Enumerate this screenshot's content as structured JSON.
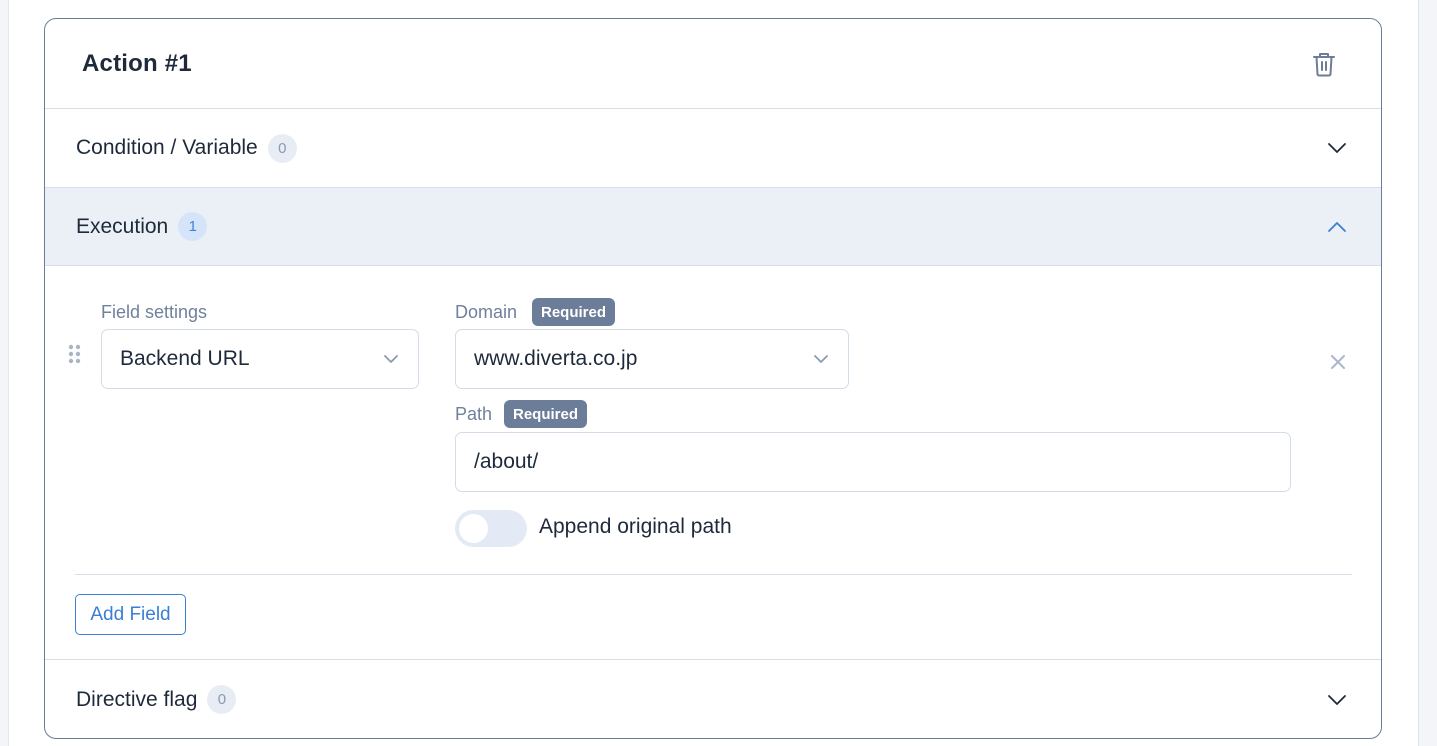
{
  "card": {
    "title": "Action #1",
    "delete_icon": "trash-icon"
  },
  "sections": {
    "condition": {
      "label": "Condition / Variable",
      "count": "0",
      "state": "collapsed",
      "icon": "chevron-down-icon"
    },
    "execution": {
      "label": "Execution",
      "count": "1",
      "state": "expanded",
      "icon": "chevron-up-icon"
    },
    "directive": {
      "label": "Directive flag",
      "count": "0",
      "state": "collapsed",
      "icon": "chevron-down-icon"
    }
  },
  "execution": {
    "field_settings": {
      "label": "Field settings",
      "value": "Backend URL"
    },
    "domain": {
      "label": "Domain",
      "required_badge": "Required",
      "value": "www.diverta.co.jp"
    },
    "path": {
      "label": "Path",
      "required_badge": "Required",
      "value": "/about/"
    },
    "append_original_path": {
      "label": "Append original path",
      "checked": false
    },
    "add_field_label": "Add Field"
  },
  "colors": {
    "accent": "#3a7fd4",
    "badge_bg": "#6b7d99",
    "section_open_bg": "#ebf0f7"
  }
}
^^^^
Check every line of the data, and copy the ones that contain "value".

## Reply to the exercise
      "value": "Backend URL"
      "value": "www.diverta.co.jp"
      "value": "/about/"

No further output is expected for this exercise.